Rep. Tommy Benton (R-Jefferson) is seeking to expand a 2006 law that already permits the passage from the Old Testament to be displayed in judicial buildings and courthouses when accompanied by other historical documents deemed to have influenced the U.S. legal system. Georgia lawmakers passed that original law one year after the U.S. Supreme Court in 2005 struck down Commandment displays in two Kentucky courthouses, ruling they appeared to be a government endorsement of Christianity.
His latest bill passed by a vote of 161-0 and now heads to the state Senate. It has few vocal opponents and a strong chance of passing in a Bible Belt legislature.
“If you look at the law of the United States, we have a lot of laws that are based on the Christian and Jewish Ten Commandments, so I felt that was a very appropriate item to be put in there,” Benton said.
His opponents argue the bill would allow the Ten Commandments to be posted in school buildings, an area where courts typically draw a sharper line in favor of the secular in disputes over church and state.
“There’s a faulty premise there and that is that The Ten Commandments has anything to do with the civil laws of the United States — it does not, of course,” said Barry Lynn, a Christian minister and the executive director of the Washington-based Americans United For Separation Of Church and State. “We don’t make it illegal to dishonor our mother and father.

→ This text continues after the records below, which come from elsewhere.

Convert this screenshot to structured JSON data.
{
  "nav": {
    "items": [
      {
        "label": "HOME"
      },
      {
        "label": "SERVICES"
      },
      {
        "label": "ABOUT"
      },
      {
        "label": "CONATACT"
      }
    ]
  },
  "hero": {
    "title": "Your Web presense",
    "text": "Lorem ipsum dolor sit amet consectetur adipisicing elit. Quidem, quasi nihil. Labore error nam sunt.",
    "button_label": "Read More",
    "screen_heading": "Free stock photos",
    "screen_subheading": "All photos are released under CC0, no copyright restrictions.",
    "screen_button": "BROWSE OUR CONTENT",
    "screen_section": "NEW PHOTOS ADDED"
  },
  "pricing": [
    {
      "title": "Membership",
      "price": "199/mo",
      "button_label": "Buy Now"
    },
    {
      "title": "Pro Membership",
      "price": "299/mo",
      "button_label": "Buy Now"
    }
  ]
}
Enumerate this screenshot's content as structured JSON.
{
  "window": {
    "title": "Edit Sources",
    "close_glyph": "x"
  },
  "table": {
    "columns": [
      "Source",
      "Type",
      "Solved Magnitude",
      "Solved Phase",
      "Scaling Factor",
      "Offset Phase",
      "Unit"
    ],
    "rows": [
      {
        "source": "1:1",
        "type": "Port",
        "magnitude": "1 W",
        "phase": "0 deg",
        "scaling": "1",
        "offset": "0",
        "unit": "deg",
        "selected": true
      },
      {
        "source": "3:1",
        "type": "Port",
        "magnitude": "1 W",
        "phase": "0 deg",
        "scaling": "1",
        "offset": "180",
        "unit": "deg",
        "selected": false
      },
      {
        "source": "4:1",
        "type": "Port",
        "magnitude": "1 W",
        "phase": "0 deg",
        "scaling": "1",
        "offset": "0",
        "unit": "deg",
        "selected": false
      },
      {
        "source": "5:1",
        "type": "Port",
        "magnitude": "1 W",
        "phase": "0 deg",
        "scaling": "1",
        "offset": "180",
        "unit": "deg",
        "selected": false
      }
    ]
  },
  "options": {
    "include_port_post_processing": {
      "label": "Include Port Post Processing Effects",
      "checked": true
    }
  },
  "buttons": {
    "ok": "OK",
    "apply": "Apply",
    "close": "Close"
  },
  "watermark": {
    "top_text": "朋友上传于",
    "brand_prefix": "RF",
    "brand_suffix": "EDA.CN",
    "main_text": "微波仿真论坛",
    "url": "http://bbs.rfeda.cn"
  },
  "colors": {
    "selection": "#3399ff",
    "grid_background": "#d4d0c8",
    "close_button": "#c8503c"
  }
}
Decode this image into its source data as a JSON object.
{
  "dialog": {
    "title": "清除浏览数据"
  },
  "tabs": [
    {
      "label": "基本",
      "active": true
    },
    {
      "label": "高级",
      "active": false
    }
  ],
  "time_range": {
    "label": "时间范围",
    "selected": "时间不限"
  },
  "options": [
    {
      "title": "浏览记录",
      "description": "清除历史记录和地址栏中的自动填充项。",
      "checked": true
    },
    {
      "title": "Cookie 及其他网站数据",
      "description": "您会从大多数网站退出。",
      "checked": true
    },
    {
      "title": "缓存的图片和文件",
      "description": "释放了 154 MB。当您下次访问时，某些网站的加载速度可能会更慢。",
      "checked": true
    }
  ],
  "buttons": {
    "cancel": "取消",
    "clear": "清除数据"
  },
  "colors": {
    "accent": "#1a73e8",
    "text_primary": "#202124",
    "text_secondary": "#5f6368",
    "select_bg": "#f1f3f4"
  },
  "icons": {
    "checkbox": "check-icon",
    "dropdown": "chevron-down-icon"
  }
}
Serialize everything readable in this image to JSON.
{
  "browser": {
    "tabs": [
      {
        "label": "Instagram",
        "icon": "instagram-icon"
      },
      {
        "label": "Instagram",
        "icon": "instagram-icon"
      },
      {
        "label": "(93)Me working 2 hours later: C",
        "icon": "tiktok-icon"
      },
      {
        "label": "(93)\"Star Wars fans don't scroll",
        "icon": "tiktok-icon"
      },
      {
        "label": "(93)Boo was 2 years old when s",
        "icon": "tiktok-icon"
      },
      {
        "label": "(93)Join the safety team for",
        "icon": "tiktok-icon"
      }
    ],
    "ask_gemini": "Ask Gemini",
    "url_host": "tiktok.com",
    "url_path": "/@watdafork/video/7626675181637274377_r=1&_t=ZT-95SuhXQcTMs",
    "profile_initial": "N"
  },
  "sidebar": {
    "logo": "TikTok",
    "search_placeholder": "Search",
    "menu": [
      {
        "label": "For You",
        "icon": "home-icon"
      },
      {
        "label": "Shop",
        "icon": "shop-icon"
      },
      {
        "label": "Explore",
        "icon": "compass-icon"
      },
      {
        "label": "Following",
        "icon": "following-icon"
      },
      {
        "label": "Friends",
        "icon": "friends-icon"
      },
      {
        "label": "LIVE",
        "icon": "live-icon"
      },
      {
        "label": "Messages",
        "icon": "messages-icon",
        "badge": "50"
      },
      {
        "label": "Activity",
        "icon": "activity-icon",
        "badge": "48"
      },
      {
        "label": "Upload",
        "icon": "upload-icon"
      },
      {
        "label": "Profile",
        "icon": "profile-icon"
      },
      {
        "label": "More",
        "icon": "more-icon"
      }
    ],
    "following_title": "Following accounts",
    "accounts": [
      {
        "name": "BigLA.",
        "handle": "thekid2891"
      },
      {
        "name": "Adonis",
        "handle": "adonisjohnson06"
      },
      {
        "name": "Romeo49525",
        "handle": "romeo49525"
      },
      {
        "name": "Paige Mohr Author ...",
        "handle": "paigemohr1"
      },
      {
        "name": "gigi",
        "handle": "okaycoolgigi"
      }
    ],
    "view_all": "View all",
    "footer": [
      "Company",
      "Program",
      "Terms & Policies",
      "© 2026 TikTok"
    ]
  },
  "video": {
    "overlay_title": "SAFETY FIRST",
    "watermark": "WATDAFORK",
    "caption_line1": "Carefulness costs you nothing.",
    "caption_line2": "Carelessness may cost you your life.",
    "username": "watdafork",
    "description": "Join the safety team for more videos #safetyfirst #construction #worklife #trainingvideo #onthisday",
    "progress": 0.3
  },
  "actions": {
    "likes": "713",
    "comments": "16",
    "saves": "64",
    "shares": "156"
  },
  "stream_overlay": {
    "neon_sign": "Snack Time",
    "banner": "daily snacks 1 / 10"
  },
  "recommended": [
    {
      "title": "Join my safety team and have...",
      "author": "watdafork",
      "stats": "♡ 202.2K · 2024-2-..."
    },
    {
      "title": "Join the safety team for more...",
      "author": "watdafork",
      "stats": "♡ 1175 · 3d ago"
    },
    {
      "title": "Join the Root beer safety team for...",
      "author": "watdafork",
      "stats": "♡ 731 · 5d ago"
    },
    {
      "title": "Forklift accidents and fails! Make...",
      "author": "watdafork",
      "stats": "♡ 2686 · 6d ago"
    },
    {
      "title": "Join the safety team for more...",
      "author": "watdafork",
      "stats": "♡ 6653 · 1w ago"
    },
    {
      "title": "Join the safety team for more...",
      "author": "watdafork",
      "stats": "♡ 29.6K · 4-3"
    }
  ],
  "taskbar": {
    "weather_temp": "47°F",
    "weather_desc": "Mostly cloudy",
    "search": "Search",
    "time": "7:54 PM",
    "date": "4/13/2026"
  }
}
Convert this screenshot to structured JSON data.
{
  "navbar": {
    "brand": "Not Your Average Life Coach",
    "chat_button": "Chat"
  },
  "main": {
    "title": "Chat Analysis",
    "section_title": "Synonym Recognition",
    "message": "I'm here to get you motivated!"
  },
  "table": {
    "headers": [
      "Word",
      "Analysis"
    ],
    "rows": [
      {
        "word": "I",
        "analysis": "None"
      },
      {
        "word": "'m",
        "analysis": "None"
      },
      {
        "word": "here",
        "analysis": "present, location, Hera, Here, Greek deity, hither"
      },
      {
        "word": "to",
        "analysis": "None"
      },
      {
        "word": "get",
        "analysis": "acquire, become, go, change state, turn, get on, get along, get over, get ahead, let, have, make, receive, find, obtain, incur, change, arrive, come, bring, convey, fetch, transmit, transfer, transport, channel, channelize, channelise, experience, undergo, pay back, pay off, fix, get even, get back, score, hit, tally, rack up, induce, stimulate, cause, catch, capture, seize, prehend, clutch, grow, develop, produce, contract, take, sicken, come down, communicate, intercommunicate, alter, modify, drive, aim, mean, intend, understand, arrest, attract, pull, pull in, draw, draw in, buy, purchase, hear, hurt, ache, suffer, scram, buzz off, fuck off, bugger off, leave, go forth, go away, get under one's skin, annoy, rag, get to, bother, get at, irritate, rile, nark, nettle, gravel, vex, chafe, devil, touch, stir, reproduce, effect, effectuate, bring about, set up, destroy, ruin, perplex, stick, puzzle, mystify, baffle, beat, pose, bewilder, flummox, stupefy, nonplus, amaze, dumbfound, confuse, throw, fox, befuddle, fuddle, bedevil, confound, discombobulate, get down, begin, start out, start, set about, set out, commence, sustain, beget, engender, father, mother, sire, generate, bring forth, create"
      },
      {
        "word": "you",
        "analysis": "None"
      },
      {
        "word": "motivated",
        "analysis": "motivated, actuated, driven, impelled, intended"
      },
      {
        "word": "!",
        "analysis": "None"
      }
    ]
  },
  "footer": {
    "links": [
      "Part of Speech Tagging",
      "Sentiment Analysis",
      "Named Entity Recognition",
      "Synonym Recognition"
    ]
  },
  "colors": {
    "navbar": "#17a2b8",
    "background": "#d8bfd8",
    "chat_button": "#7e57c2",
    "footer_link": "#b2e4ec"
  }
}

We don’t have blasphemy laws.”
Lynn predicted that expanding the displays could provoke a lawsuit. Lawyers for his group last year counted at least at least five other states — Missouri, Indiana, Kentucky, South Dakota and Oklahoma — that passed resolutions or laws promoting the display of the Commandments in public buildings.